[Data records]

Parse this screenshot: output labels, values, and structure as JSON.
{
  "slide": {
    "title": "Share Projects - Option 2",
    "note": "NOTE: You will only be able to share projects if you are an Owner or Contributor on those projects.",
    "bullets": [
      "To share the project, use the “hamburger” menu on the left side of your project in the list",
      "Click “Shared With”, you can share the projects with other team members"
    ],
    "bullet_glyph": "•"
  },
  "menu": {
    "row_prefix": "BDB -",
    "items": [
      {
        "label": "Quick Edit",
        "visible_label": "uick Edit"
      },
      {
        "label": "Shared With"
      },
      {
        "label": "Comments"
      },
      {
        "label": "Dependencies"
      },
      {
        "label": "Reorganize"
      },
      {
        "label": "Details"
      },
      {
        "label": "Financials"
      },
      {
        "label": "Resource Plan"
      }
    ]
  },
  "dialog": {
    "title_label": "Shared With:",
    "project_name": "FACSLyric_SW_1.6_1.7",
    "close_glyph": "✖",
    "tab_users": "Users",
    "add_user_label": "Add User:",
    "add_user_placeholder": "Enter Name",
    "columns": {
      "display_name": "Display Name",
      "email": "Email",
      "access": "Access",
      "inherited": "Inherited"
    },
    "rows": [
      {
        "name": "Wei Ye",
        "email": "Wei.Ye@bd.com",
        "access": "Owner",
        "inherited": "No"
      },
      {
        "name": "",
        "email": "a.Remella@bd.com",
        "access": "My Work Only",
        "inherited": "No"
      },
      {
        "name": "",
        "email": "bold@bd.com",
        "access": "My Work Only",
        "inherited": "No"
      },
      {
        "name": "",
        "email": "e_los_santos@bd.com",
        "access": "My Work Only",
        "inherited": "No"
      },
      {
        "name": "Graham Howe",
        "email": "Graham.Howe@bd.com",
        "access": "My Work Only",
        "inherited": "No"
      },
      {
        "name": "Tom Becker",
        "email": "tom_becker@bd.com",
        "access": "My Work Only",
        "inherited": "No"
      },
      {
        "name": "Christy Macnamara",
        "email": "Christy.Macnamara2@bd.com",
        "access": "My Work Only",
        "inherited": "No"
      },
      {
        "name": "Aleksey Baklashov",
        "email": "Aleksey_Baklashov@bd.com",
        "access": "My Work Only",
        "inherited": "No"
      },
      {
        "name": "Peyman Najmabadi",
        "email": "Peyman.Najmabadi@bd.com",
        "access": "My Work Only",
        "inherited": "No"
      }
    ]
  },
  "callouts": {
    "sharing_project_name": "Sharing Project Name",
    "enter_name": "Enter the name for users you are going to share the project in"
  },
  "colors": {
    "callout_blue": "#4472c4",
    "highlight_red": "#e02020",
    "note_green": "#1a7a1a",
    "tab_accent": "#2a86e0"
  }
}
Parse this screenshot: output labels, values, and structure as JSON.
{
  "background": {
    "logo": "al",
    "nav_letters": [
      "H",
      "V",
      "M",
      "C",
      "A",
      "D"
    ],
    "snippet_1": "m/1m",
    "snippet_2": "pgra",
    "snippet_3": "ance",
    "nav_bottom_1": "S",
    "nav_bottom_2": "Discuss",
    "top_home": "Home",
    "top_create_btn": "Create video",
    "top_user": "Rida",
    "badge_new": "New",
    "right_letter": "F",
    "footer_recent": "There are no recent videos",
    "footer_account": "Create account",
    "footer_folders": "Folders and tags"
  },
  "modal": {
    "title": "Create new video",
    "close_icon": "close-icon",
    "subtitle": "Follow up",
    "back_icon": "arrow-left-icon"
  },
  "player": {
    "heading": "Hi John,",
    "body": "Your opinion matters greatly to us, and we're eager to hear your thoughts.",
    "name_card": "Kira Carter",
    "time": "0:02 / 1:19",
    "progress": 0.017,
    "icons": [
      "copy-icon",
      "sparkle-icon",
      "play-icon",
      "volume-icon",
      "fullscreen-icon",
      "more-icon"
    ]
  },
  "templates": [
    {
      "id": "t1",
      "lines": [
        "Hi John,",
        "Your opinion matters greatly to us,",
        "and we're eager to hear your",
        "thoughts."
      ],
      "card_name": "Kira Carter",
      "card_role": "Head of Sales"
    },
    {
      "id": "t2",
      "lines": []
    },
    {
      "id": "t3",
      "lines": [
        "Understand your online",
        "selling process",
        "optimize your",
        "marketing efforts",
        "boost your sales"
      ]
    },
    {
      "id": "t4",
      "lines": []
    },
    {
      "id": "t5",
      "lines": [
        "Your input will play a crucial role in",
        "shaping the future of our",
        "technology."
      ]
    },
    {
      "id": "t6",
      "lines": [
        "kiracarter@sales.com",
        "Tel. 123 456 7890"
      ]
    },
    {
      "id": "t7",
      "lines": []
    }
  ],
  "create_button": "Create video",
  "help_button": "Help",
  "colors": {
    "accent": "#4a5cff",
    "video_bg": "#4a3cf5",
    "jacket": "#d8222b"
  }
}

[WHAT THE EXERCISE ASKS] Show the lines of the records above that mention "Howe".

[ANSWER BELOW]
        "name": "Graham Howe",
        "email": "Graham.Howe@bd.com",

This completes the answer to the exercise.